Dr. Keith Roach

Excess thyroid hormone can cause bone disease and predispose to heart problems, such as atrial fibrillation. I think an endocrinologist is likely to say that your dose of thyroxine should be decreased.

Dear Dr. Roach: I have a history of C. diff. I had the shingles vaccine, and developed severe diarrhea, which has lasted eight weeks. Could the vaccine have instigated this? I’m now on vancomycin, and it is helping.

— M.G.

Dear M.G.: Clostridioides difficile is most commonly associated with antibiotic use, but can be acquired in a hospital or other nursing facility or even out in the community. I have never heard of C. diff as a complication of a vaccine, so I did a search on the VAERS database of vaccine side effects. I found no reported cases of C. diff with the shingles vaccine. I really didn’t expect to.

Vaccines are a powerful public health tool, and like all medicines, they have the potential for side effects. It is human nature, when presented with a health change, to ascribe it to any new event, such as a new medicine or vaccine. Sometimes they are linked, but sometimes they are not. In this case, I think they most likely are not.

Dear Dr. Roach: I had my first pneumonia injection (PCV13) in October 2015 and the second injection (PPSV23) in October 2016. My primary care physician sends me reminders that my pneumonia shot is past due. The head nurse at the same primary care clinic reviewed my medical files and says I do not need additional pneumonia shots for the rest of my life. I have asked my cardiologist, urologist and gastroenterologist if I need to update my pneumonia injections, but they avoid answering me. I am 72 years old and have health problems. Since the COVID virus affects the lungs and many suffer from pneumonia, I am concerned about my protection, although I have both Moderna vaccinations. Should I get a pneumonia shot?

— C.V.

Dear C.V.: Your nurse is correct, you are not recommended for any additional pneumonia vaccines at this time. These pneumonia vaccines protect against only one bacterium, Streptococcus pneumoniae, with no protection against COVID-19. You should get your third dose of Moderna when it’s recommended (expected at the time of this writing to be eight months after your second dose). That is, unless the recommendations have changed by then — this is a fast-moving area!
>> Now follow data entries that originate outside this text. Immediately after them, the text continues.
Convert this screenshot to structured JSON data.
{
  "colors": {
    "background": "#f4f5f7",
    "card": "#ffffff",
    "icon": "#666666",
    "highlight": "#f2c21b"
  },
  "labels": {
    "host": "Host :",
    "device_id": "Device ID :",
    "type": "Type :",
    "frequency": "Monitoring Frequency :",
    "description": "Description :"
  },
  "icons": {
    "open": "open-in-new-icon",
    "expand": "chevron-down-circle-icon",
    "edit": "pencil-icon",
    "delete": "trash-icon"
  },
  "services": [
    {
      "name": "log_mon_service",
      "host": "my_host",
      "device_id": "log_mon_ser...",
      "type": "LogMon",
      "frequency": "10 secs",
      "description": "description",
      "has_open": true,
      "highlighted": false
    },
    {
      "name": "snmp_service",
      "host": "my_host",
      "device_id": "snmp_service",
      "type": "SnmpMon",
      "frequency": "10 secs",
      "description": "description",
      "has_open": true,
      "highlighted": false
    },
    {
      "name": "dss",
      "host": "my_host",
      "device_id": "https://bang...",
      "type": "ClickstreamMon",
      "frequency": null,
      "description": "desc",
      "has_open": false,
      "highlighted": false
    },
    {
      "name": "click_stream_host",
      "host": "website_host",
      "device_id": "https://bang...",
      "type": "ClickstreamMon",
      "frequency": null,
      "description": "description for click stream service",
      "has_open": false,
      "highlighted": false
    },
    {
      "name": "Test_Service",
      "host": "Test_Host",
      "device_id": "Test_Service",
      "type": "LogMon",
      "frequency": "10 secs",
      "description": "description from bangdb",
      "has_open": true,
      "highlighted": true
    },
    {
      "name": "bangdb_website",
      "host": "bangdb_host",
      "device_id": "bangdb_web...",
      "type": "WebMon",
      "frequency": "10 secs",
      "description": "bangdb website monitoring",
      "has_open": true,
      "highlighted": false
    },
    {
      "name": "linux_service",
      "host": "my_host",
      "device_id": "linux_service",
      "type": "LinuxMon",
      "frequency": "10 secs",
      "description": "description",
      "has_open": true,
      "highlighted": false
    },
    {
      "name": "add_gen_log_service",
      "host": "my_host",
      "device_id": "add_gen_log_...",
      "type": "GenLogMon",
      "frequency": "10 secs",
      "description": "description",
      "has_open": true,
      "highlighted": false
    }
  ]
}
Readers may email questions to ToYourGoodHealth@med.cornell.edu.